Kudos to Fiido for again responding swiftly, but if there’s one fault a bike manufacturer surely doesn’t want to be repeatedly associated with, it’s frames snapping in half. A few months after the Fiido X folding e-bike was recalled, the Hong Kong firm is now replacing some of its T1 models after discovering potential for a similar problem.
Fiido recalled its magnesium-framed Fiido X in April due to a flaw in the folding mechanism that could reportedly result in the frame snapping in two.
While the mechanism had passed strength tests, the firm found that in some cases it became weakened during shipping as a result of what it termed, “the transportation environment.”

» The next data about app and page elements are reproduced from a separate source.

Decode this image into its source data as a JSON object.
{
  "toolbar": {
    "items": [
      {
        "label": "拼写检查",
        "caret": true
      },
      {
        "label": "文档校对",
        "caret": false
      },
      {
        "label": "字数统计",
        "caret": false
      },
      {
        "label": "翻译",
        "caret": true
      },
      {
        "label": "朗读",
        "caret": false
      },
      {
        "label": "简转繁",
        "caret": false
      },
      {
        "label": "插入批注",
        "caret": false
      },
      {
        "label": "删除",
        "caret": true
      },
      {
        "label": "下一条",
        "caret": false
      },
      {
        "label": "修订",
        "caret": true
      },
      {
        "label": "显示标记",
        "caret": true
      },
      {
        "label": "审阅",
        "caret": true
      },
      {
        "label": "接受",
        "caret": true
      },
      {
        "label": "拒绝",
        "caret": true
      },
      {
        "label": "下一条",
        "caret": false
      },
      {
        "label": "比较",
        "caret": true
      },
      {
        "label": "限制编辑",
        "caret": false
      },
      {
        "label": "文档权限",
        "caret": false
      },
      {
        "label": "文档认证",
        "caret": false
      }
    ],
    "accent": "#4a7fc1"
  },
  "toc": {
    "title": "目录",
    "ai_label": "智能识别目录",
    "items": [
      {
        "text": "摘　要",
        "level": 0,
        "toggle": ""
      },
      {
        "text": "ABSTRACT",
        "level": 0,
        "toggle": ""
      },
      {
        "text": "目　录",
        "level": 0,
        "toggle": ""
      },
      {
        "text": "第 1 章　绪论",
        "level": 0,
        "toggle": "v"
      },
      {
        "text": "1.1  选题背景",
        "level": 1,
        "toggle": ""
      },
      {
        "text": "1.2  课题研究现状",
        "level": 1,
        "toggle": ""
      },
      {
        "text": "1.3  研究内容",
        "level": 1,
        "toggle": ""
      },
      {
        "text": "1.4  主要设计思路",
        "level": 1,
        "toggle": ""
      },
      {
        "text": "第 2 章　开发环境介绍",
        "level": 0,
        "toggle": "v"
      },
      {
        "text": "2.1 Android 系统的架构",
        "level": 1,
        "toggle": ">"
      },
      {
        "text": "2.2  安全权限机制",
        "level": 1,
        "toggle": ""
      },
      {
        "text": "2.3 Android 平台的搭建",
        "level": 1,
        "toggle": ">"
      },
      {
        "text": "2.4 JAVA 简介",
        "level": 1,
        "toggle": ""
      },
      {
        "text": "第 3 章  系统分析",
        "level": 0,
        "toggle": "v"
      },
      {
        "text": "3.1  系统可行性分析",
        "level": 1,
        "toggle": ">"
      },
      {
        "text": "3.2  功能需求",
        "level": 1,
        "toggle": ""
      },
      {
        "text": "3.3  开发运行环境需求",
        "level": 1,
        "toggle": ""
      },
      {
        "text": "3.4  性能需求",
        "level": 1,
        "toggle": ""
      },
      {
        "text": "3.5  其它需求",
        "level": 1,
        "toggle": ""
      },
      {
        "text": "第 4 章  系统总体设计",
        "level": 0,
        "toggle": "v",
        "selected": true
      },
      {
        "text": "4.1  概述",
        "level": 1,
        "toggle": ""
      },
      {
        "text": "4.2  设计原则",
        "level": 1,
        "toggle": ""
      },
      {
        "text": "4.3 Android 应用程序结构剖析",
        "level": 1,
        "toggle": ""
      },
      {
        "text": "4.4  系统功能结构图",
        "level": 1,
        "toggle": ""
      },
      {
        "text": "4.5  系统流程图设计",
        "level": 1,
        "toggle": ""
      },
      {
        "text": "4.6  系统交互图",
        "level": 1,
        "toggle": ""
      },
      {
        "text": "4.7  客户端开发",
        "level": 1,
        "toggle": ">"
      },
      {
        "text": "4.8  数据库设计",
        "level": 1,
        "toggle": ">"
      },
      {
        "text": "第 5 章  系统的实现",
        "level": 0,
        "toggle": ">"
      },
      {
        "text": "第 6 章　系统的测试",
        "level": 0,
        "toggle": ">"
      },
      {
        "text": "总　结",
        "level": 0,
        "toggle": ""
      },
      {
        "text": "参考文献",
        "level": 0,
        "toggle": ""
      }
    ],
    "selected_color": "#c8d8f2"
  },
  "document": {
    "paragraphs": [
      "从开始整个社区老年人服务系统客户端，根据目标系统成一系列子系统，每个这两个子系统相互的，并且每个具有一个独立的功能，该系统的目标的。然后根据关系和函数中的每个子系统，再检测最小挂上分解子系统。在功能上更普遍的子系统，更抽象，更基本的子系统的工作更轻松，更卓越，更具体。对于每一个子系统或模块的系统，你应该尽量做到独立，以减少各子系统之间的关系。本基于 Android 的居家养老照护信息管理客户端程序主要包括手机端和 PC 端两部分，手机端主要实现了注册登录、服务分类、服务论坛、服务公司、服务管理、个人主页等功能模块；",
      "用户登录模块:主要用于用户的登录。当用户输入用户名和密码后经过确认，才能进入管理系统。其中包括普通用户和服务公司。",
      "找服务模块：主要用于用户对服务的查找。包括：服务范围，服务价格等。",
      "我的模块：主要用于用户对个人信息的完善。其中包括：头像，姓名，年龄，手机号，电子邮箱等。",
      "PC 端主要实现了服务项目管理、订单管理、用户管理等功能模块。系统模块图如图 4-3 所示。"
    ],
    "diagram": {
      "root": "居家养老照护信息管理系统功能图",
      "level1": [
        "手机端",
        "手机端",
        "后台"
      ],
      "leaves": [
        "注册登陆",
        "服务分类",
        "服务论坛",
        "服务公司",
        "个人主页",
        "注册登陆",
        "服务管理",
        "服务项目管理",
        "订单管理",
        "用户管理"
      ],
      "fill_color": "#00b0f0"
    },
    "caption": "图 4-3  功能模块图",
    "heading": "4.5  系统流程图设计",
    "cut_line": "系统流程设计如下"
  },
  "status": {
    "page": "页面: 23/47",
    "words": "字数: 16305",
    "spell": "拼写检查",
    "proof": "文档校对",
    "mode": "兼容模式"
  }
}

It duly asked people to stop riding the bike and undertook a redesign. Owners were offered replacement bikes with a three-year warranty – either the upgraded version of the Fiido X, which has now been released, or one of the firm’s other e-bikes plus any difference in cost.
“The occurrence of this incident is [a warning] to us,” a spokesperson told ebiketips. “We will hang the broken Fiido X on the wall of the R&D department and let it remind us how to design products.”
However, US website Electrek has now received multiple reports of another bike, the Fiido T1, cracking or snapping in half.
This is actually a completely different flaw as the T1 isn’t a folder. The step-through model has instead shown signs of weakness in the aluminium down tube itself.
One owner said the bike simply snapped in half beneath them while riding along at around 8mph (13 km/h) on a flat stretch of road. The bike had never been used off-road and and had never been in a crash.
“Since the recall of the Fiido X, we have conducted inspections on every single one of our products and have discovered that a certain type of welding defect could be found in a small number of our T1s caused by an error in our production process,” explained a Fiido spokesperson.
“We started working on an upgraded design when we discovered the problem, with the goal that the design is immune to any mishandling during production.
“The new design has already been put into production, and we will replace every single product within that batch.”
Fiido has posted an online serial number checker through which T1 owners can check whether their frame is on the list of affected models. It says the first batch of replacements is already on the way out.
The new bikes will come with an extended five-year warranty and a $10,000 guarantee that it will remain in one piece, “under normal use conditions.”
The firm says its tests have involved applying 20 per cent more load than required by the EN15194 testing standard with double the number of test cycles.